It was nice to see this week's Cascadia Weekly (5/25/11). Three letters to the Editor, and all by TW members.
First was TW co-initiator David Marshak's letter addressing the advertisements in local publications, and the inaccurate statements made in them by David Warren in support of the proposed Cherry Point facility to transport coal to China.
Second was Dan Warner's letter in response to a previous CW column by Dean Baker, who, according to Warner, holds to "the infinite planet theory." Warner argues instead that "Infinite quantitative growth in a finite space is impossible." Warner was a featured speaker on Economics at an early "triple threat" TW event on peak oil, climate change, and economic instability.
Walter Haugen's letter follows, also responding to the Dean Baker column. Walter points out that Baker "focuses on fiscal policy without even considering how much energy is used and wasted in powering the economy." He agrees with Warner that "On a finite planet, infinite growth is suicide." Walter was a featured speaker at the TW Great Unleashing.
On the next page of Cascadia Weekly, we see a column by Bob Ferris. Bob is also a TW member, but more importantly he's the Executive Director of RE Sources for Sustainability, and is leading the public campaign opposing the proposed Coal Terminal at Cherry Point. His column is "Cherry Point: It is Absolutely About Jobs, Jobs, and Jobs." He dispels the idea that by opposing the terminal he is opposed to job creation in Whatcom County, and points out that many more jobs are threatened by the proposed terminal.
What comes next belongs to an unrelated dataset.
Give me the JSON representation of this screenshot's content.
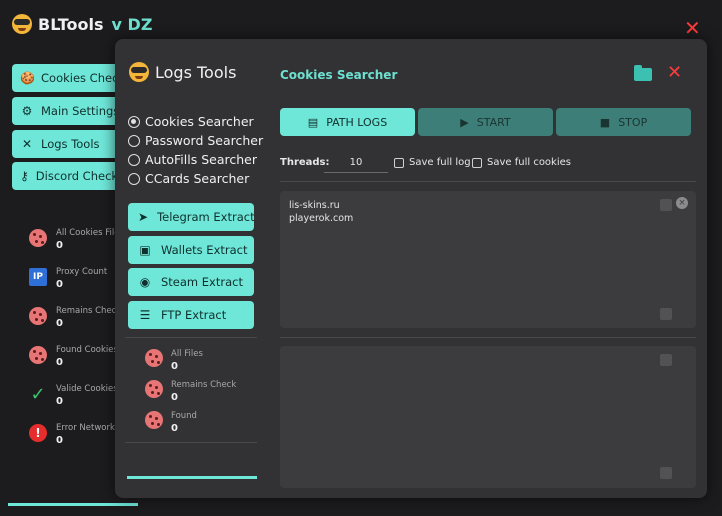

Turn the page again, and here is an interview with Bill McKibben regarding his upcoming visit to Bellingham (tomorrow, 5/31/11). McKibben states: "There's virtually no place on th continent that's done a better job of showing us how to live locally. Now, by quirk of geography, Bellingham is going to have to make some decisions about what kind of role it wants to play globally." The article is"Carbon Bomb: Bill McKibben Considers the Coal Fuse Burning at Cher... McKibben isn't a TW member, but we do have a 350.org work group, which will be tabling at the event. Come visit us!
And speaking of Engaged Citizens, TWIG and TWOG member Tom Anderson is running for County Executive!
With all these examples of TW Members engaging in public process, expressing personal opinion (which is to be encouraged), please keep in mind that Transition Whatcom as a whole is a non partisan organization, and is not a campaigning type of organization. How we draw these boundaries will continue to be an interesting dance. The following is excerpted from our TW Guidelines document:
"In regards to any issue, personal philosophy, theology, political persuasion and moral conviction, Transition Whatcom is (and we hope will continue to be) made stronger and more effective by being comprised of individuals with a wide diversity of opinions and beliefs. If you are involved with Transition Whatcom, come prepared to work shoulder to shoulder with people who may be very different from you in some or even many ways... Each of us can participate together in the projects of change we decide to undertake as Transition Whatcom, and yet have autonomy in our personal thinking and personal choices as we go. Whatever members do outside the scope of Transition Whatcom is their business and does not reflect Transition Whatcom as a whole, nor does it reflect on what other Transition Whatcom members believe or do."
For an interesting discussion on Transition And Activism, see Rob Hopkins' latest post here: